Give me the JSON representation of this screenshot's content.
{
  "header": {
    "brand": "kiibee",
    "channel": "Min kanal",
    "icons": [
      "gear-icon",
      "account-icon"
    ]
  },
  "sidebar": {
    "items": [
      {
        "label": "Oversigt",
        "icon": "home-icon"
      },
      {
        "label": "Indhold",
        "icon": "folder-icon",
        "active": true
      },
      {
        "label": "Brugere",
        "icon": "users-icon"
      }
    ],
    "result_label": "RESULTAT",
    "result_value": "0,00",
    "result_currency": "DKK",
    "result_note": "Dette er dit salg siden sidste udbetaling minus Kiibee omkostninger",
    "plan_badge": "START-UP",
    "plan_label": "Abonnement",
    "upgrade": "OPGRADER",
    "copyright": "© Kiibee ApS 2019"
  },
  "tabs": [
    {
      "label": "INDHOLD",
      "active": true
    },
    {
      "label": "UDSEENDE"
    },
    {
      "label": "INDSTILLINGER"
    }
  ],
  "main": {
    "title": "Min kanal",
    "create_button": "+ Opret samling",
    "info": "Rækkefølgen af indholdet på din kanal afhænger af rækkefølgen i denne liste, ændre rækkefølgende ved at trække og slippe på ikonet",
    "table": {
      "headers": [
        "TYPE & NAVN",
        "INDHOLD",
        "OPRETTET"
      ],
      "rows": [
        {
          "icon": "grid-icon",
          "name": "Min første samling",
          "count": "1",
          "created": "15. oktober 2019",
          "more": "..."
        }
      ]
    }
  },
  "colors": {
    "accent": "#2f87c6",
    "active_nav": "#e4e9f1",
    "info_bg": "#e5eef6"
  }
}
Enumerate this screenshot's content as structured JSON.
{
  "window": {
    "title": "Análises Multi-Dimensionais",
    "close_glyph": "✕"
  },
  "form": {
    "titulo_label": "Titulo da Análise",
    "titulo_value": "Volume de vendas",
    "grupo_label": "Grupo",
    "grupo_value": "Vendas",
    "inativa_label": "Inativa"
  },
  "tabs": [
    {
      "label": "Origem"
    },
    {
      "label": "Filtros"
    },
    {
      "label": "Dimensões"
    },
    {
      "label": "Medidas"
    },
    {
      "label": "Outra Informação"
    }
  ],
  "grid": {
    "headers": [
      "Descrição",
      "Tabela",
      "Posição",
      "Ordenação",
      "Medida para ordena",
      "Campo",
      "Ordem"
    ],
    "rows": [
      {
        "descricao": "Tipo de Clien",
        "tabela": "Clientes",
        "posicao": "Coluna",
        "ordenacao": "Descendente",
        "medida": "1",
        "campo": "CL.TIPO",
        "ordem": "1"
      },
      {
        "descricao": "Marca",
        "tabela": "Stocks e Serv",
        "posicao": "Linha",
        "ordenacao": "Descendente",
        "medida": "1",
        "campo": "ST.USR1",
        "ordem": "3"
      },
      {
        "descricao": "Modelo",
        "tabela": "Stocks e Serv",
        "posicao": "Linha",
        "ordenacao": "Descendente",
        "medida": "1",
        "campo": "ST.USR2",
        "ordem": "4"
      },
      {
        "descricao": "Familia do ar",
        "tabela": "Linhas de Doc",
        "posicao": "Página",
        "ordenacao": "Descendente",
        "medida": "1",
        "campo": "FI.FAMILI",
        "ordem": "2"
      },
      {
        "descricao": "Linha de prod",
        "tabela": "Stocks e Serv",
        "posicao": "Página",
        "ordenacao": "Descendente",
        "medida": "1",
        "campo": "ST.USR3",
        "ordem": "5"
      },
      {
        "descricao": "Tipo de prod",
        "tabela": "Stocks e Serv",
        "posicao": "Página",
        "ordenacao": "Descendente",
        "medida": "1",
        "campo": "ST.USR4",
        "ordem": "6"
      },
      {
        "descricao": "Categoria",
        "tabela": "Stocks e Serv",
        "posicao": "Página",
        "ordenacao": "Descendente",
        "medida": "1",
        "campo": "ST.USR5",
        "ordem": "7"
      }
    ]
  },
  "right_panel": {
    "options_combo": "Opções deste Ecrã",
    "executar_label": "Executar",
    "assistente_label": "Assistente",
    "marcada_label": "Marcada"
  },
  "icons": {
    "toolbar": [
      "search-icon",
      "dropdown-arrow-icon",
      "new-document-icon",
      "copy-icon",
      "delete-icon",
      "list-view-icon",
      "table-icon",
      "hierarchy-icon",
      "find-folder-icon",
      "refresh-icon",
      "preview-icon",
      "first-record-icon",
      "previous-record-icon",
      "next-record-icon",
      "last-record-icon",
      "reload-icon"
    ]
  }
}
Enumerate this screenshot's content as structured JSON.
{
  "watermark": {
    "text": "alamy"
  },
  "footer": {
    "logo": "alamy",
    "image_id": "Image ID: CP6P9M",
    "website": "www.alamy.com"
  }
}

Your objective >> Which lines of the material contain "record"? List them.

Answer below >>
      "first-record-icon",
      "previous-record-icon",
      "next-record-icon",
      "last-record-icon",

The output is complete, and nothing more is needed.